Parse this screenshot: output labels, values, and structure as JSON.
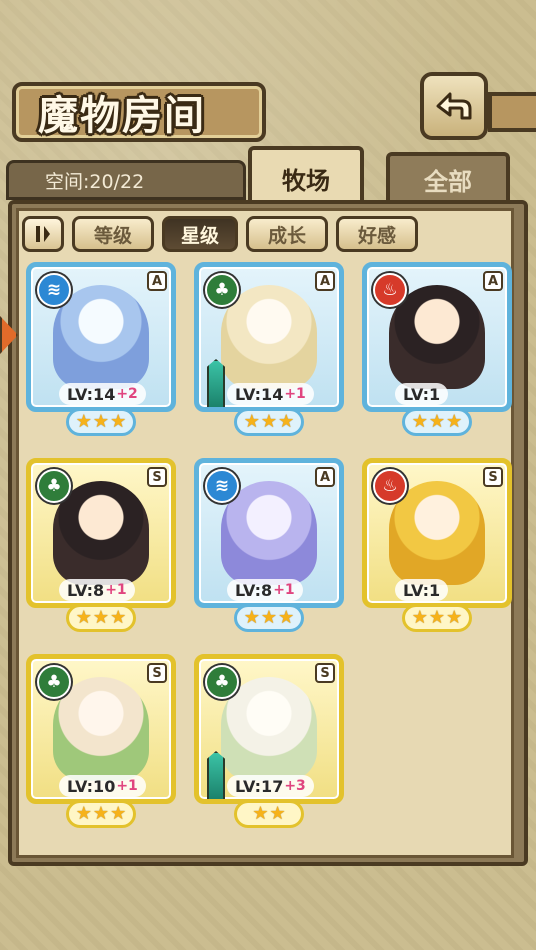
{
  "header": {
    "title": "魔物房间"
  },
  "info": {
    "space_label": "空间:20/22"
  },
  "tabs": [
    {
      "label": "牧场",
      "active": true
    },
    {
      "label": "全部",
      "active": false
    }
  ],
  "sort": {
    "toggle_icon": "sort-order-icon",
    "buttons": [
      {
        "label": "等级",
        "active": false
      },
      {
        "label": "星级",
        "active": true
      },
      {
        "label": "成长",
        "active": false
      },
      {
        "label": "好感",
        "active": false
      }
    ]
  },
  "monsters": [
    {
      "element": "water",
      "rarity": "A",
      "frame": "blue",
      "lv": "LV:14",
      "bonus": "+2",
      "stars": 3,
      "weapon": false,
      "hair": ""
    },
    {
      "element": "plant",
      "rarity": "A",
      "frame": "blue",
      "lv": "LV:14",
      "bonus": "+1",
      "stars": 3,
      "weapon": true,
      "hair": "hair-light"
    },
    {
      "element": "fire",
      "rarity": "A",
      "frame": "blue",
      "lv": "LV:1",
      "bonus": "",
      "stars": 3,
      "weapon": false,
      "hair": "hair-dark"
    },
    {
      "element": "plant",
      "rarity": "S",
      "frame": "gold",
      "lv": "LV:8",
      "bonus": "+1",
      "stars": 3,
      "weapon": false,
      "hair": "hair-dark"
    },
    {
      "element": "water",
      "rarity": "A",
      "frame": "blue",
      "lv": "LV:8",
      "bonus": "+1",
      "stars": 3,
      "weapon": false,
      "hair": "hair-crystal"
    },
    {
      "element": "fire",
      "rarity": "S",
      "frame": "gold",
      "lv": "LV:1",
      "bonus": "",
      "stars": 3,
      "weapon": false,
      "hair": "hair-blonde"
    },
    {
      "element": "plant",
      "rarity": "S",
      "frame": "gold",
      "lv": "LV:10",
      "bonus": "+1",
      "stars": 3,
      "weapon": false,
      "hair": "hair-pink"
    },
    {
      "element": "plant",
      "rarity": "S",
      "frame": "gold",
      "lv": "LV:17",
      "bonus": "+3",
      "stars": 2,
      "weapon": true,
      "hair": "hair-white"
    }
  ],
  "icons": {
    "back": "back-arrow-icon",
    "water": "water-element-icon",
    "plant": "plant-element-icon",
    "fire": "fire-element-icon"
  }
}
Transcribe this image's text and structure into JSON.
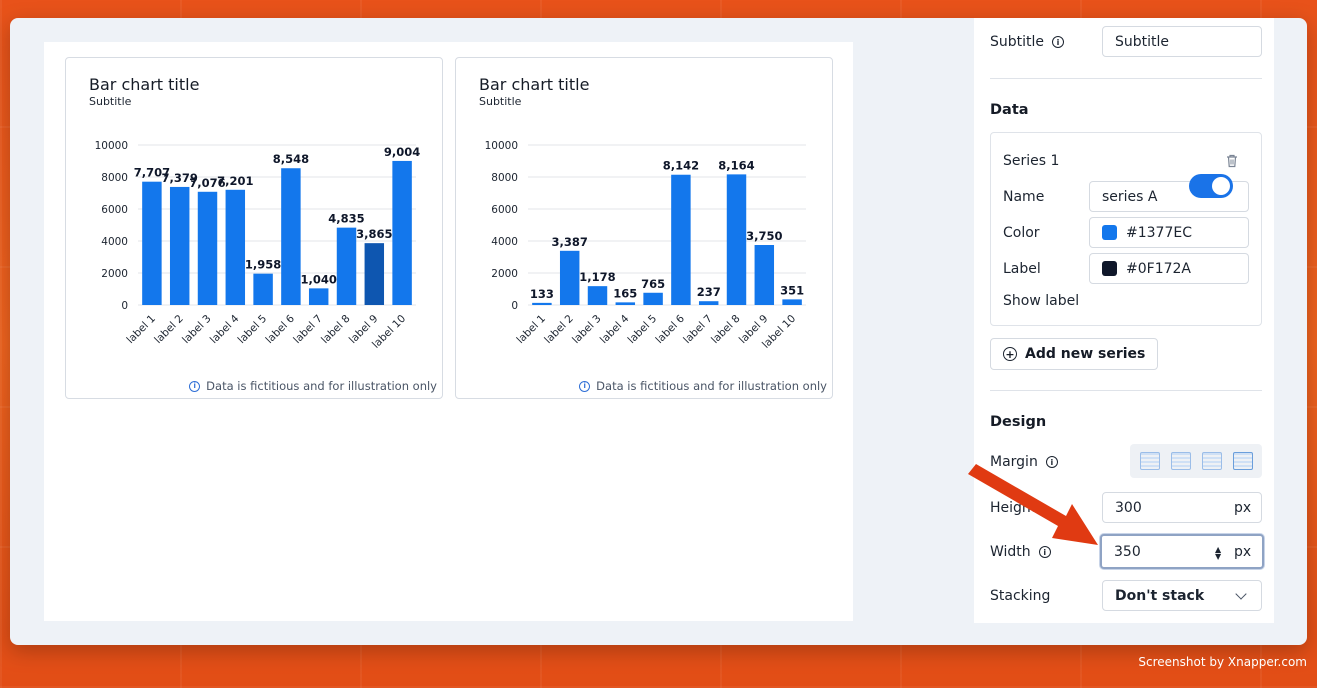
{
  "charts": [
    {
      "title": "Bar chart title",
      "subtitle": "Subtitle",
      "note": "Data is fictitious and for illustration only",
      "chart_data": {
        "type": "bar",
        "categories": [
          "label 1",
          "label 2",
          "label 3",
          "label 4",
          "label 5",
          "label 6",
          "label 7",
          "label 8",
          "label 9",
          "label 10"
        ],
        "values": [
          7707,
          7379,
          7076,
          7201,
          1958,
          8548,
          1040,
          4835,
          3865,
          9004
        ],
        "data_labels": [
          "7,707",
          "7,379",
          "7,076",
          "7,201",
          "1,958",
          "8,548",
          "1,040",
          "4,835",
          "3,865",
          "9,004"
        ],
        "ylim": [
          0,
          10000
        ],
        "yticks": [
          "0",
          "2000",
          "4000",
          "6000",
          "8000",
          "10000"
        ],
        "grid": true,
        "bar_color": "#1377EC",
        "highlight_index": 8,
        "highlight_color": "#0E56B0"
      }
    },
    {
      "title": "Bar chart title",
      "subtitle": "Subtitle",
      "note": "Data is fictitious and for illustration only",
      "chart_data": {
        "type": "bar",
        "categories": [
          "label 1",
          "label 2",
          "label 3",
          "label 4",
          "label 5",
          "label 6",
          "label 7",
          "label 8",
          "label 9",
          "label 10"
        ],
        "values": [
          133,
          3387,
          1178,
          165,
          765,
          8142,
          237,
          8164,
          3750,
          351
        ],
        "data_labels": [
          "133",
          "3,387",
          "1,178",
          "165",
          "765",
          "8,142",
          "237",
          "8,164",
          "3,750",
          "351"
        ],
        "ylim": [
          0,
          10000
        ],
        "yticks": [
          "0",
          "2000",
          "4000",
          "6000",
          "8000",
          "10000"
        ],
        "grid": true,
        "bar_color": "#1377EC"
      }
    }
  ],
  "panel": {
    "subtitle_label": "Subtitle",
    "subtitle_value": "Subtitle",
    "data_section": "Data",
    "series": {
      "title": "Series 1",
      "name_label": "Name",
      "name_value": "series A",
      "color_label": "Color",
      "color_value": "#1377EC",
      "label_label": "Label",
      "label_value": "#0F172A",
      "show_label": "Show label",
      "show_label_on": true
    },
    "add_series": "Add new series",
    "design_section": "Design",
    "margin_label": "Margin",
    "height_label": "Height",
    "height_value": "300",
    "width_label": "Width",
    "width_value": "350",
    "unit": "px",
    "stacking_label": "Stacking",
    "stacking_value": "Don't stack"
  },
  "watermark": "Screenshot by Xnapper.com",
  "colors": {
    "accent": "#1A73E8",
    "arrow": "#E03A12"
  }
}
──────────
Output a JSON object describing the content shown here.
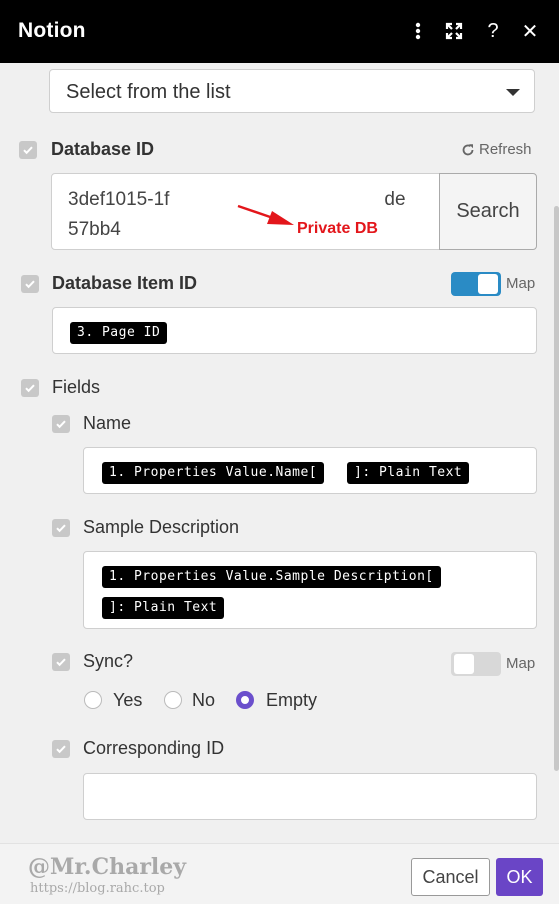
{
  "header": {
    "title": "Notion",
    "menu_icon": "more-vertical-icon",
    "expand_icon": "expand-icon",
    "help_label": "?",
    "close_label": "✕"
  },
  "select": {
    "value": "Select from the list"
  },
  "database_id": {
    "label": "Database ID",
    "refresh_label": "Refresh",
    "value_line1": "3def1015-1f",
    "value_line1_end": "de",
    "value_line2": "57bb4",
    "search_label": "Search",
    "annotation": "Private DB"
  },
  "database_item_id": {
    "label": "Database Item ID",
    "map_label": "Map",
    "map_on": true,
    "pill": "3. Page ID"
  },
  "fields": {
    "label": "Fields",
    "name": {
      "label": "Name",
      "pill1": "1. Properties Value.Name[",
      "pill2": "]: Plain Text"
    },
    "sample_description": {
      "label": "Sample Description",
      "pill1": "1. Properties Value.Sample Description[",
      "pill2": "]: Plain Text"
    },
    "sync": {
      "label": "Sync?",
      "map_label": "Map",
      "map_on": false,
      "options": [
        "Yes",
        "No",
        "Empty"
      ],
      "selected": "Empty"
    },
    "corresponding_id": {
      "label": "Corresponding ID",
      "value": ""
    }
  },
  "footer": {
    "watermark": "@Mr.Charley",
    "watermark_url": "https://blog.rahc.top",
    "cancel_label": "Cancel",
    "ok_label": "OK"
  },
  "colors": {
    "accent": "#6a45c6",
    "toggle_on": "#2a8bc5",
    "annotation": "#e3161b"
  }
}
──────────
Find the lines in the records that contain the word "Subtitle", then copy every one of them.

= TASK RESULT =
      "subtitle": "Subtitle",
      "subtitle": "Subtitle",
    "subtitle_label": "Subtitle",
    "subtitle_value": "Subtitle",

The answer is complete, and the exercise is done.